For Paul Butterfield and others in the white blues Chicago Crowd of the 1960s, it's Nick Gravenites. It seems he has a more lasting influence on Butterfield's choice of career, and then his earlier artist direction, than any other single person. In addition, they aren't just professional associates, but they also maintain a friendship from Butterfield's mid teens until he death in 1987.
During the mid to late sixties, Gravenites leads most of the Chicago crowd, except Butterfield, to live in and around San Francisco. While living there he becomes a musical handyman in the scene: playing, composing, producing, and performing with many of the local bands. Once he becomes established, many of the west coast critics label him the "original connection" between the San Francisco music scene and the Chicago Crowd.
Gravenites is an important contributor to the success of many projects in the sixties and seventies. During his career on the West Coast his handyman approach creates a demand for his talents nationally. He writes Work Me Lord and Buried Alive in the Blues for Janis Joplin, produces an album for Quicksilver Messenger Service, becomes the lead singer of Big Brother and the Holding Company after Joplin leaves the band. In addition, he also writes the musical scores, produces or contributes to film soundtracks such as The Trip and Steelyard Blues.
During this period, he has some mainstream success when he produces the Brewer and Shipley's pop single One Toke Over the Line, and carries on to be nominated for a Grammy as the producer of Otis Rush's album Right Place,Wrong Time.

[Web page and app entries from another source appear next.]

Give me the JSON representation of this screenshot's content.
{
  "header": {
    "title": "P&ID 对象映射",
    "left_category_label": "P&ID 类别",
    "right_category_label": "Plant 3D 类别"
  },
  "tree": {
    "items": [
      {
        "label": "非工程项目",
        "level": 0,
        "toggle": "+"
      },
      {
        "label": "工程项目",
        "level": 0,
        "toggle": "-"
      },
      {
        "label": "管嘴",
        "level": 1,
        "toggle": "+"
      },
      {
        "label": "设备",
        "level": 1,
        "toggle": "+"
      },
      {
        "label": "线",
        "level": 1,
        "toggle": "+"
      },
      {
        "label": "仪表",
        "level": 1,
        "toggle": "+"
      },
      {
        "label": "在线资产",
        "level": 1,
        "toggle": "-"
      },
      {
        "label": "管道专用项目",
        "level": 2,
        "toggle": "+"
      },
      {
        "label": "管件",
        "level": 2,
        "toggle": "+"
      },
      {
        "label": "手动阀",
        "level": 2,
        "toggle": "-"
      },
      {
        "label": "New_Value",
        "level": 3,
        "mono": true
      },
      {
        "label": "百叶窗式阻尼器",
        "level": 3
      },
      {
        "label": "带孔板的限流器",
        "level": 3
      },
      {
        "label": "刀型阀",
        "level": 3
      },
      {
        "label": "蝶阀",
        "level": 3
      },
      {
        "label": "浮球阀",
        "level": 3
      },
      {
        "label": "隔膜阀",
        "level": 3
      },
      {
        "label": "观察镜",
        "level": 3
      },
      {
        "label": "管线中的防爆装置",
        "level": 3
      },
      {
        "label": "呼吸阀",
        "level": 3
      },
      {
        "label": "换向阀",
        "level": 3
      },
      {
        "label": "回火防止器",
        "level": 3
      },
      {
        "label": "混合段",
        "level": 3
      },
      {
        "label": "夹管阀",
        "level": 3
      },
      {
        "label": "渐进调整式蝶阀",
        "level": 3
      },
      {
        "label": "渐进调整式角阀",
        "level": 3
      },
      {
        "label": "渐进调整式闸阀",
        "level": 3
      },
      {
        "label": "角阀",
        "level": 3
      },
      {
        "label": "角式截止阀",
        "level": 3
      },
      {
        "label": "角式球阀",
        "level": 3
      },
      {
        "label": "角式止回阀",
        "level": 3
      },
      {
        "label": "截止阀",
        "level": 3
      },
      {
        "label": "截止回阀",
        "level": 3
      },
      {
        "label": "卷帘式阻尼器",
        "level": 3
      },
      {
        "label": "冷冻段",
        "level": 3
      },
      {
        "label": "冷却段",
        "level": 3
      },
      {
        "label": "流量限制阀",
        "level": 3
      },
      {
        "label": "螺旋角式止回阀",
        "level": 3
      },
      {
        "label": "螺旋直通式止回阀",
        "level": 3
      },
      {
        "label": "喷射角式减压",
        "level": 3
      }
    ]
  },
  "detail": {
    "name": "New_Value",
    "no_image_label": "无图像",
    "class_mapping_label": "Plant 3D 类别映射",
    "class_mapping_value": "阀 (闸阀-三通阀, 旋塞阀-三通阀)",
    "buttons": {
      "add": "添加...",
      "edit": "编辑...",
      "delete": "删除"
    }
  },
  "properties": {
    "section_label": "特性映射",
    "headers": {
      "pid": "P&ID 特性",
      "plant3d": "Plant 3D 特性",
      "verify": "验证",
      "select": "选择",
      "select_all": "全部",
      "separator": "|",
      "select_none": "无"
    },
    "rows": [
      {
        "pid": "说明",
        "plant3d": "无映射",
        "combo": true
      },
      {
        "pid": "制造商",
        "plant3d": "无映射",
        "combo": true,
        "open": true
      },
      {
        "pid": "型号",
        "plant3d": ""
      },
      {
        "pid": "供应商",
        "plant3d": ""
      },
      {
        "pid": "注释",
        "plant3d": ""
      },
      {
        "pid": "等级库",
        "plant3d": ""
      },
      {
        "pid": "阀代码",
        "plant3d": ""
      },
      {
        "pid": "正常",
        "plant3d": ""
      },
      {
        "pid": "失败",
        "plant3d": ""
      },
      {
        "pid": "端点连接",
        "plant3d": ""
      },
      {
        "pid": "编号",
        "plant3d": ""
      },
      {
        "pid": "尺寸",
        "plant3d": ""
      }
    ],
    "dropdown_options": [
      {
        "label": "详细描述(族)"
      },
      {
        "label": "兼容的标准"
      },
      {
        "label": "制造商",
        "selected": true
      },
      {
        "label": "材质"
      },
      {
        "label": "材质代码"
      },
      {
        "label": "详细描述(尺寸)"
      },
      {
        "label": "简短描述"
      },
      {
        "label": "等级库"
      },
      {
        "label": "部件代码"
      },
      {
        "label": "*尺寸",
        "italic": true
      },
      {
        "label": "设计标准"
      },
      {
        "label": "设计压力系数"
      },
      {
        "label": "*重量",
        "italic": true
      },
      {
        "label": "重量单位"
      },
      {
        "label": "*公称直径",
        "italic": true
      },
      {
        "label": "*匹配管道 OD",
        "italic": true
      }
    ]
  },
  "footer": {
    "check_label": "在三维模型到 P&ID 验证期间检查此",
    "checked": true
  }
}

In spite of his success he maintains his loyalty to Bloomfield and Butterfield, including them in many of his projects. I suspect that because Butterfield didn't relocate to the West Coast until the mid 80s he missed out many other Gravenites projects.
Several years ago I was given a copy of two very rare recordings Gravenites made in a studio with a full band, which include Bloomfield and Butterfield. According to the information at the time, the two tracks were recorded in Chicago in 1966, only a a thousand copies printed, and they have never been commercially released.
( I have converted the songs to mp3, and then made a video with them, which are posted below. It is my first attempt at this exercise.)
The first song is called Drunken Boat and features Butterfield playing harmonica. The second songs is called Whole Lot of Soul, and does not feature Butterfield. I think at some poin,t these two songs were transferred from vinyl to audio tape, so there is some lost quality in the copies I own.